Whoops! I’ve now had the longest delay between posts… I blame the month of June for this. I guess here in Manitoba, when summer hits, EVERYTHING happens all at once, our lives become a flurry of activity filled with friends, family, gorgeous weather, picnics, and festivals — all mashed together quickly before school lets out and everyone heads for the lakes for the summer. And so, June is NUTS. Whatever, this is devolving into just one big long pathetic excuse for why I haven’t been writing for awhile. Onward!
So, I last wrote about dolphins and piranhas in the Amazon. Well! The next morning, I woke up, showered in our little treehouse high up in the treetops, finally had a chance to put on fresh makeup (thanks to our recovered luggage), prepared for the morning’s expedition. At breakfast, and our guide Willy told us we’d be going to see the giant lily pads, with Evan and Amy (the biologists whose company I found enjoyable and fascinating).

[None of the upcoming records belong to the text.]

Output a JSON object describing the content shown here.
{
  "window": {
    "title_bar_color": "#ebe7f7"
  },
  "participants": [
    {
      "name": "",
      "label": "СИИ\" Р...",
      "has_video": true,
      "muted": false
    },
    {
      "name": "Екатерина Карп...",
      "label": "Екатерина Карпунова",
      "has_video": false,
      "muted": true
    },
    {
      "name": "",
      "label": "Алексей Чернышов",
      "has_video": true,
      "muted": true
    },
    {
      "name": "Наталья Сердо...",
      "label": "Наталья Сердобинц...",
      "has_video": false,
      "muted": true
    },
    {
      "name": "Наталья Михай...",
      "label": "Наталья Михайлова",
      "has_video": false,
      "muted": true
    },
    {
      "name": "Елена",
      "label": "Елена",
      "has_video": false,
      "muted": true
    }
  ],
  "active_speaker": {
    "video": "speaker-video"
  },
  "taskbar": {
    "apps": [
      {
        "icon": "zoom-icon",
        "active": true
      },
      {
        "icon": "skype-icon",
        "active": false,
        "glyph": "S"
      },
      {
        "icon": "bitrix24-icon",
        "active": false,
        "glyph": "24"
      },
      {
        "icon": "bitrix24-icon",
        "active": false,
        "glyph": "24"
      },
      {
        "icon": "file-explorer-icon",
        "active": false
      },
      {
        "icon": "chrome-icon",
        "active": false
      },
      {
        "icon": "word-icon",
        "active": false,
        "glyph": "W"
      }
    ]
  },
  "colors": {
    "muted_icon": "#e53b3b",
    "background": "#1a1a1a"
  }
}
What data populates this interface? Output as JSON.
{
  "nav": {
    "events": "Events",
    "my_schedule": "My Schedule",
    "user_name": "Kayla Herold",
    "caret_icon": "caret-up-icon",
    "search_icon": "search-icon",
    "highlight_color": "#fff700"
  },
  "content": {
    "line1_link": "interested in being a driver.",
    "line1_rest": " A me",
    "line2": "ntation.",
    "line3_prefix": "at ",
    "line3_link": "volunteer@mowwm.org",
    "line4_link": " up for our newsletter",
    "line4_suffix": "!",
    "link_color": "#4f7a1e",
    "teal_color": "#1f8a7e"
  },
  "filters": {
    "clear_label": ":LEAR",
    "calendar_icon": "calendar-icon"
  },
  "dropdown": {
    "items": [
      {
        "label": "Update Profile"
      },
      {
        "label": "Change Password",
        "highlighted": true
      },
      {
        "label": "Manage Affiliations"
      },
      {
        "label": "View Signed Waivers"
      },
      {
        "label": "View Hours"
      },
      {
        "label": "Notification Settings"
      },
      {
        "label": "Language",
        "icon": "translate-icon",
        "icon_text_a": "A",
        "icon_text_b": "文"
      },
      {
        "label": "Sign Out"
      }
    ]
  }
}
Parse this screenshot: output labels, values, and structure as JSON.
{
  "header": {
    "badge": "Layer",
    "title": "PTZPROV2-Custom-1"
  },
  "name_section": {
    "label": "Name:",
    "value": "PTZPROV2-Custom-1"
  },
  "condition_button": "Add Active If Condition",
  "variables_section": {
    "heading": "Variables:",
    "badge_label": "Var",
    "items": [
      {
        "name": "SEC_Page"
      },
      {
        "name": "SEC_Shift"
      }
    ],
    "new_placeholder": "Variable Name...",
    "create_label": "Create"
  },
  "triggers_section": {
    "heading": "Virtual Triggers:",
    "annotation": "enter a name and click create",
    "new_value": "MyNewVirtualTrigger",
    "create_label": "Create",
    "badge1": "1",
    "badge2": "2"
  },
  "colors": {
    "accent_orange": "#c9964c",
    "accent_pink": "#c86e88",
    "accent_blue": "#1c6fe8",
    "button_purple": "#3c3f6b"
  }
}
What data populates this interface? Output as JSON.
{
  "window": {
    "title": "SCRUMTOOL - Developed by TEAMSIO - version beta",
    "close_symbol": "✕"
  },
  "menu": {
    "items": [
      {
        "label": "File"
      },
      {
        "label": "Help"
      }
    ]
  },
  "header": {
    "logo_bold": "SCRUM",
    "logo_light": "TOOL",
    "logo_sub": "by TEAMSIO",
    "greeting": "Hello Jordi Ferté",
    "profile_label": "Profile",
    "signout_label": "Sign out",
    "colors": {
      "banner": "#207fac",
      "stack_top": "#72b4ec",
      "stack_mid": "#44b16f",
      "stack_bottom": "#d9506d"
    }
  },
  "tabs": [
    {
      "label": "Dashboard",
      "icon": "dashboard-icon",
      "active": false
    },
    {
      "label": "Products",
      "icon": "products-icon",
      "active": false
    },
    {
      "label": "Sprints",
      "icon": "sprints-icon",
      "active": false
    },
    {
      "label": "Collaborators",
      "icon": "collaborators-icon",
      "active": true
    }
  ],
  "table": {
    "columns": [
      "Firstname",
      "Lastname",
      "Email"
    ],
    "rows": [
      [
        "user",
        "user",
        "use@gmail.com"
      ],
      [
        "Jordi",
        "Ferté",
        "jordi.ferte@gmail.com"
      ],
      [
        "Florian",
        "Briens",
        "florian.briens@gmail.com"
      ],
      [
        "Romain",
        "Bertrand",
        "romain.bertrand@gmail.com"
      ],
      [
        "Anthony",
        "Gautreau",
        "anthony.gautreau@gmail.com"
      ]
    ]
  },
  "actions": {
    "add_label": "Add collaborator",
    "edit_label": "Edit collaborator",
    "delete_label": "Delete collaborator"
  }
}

We got in the little boat, happy that this time there were only four of us guests in the boat, not seven. We felt more at-ease with this arrangement.
Willy paddled the little boat out to little Amazonian arteries, which became smaller and shallower and more like a swamp than anything… we saw a lot of vultures consuming the dead fish left on the banks from the receding waters.
In rainier seasons, the water would be at least 6 feet higher…
And then in a quiet swampy area, we saw them — giant lily pads!
We had watched Rio 2 on the plane, so we were well-prepared for what we were to encounter on this day.
I say that tongue-in-cheek of course. But it was pretty neat to see the real versions of what we’d seen in the cartoon.
I don’t know if you can tell from these pictures… but I had noted in my journal that the giant lily pads had spikes on them.
The lily-buds look kind of… ominous.
Amy was kind enough to take this fun photo of Andrew and I, with Willy. We were having a great day!
The skies were super-blue and the sun was super-glaring. The birds loved it.
There is a wild Amazonian chicken in the tree here… kinda blends in. You’d never want to eat one… their flesh actually tastes very disgusting. They are very safe in the jungle apparently, because no predator enjoys eating them, and they look very crazy.
As we sat happily in the boat, soaking up the serene morning and taking in the fantastical giant lily pads, we suddenly heard a very deep rumble… it was so deep, I actually felt it vibrate in the back of my throat… but it felt like it came from the depths of the earth. Then I heard bubbling, and several meters away I saw bubbles emerging in the water in one particular spot. We all froze. I assumed we were all similarly terrified.
“What was that?” I asked.
Willy grinned widely. “Probably a caiman.”
“Is that like a crocodile?”
“Yes… but bigger.” He looked very pleased to relay this information to me.
I sat frozen in horror. This was going to be my last moment on earth. I was convinced the caiman would launch out of the water and eat our boat and ourselves in one giant bite.
Have you watched Jurassic World? I haven’t, but I’m assuming the premise is the same as the other Jurassic Park movies, wherein the biologists are super-fascinated by the dinosaurs and love them so much and want to sit there and study them and nurture them without ever thinking these creatures might be interested in eating them.
Well… I think I know where this crazed-scientist character has come from. Probably situations just like this.
Because I was like, “HEY, let’s get the hell AWAY FROM HERE NOW.”
But Amy and Evan were very interested in seeing this caiman. That’s actually an understatement. There were fascinated and eager to meet and possibly study this man-eating lizard. And Willy really wanted to show these guests some fantastical Amazonian wildlife. So we sat there in the boat, staring at the bubble-spot, patiently awaiting our demise.
Staring at the spot we saw the bubbles and heard the rumbling. I was CONVINCED this was my last moment on earth.
But then… nothing happened. THANK GOODNESS. I’d never been so happy to be among disappointed people. Our asses were hurting and we had waited for about half an hour (eternity) and it was time to move on.
Vultures, searching for something to eat. Thankfully, they did not pick our bones on this day.
As we went by the Treehouse Lodge on our way to our next adventure, a boat was arriving to either drop off new guests, or take current guests back to Iquitos.
But we weren’t stopping. Our next adventure was going to be spear-fishing!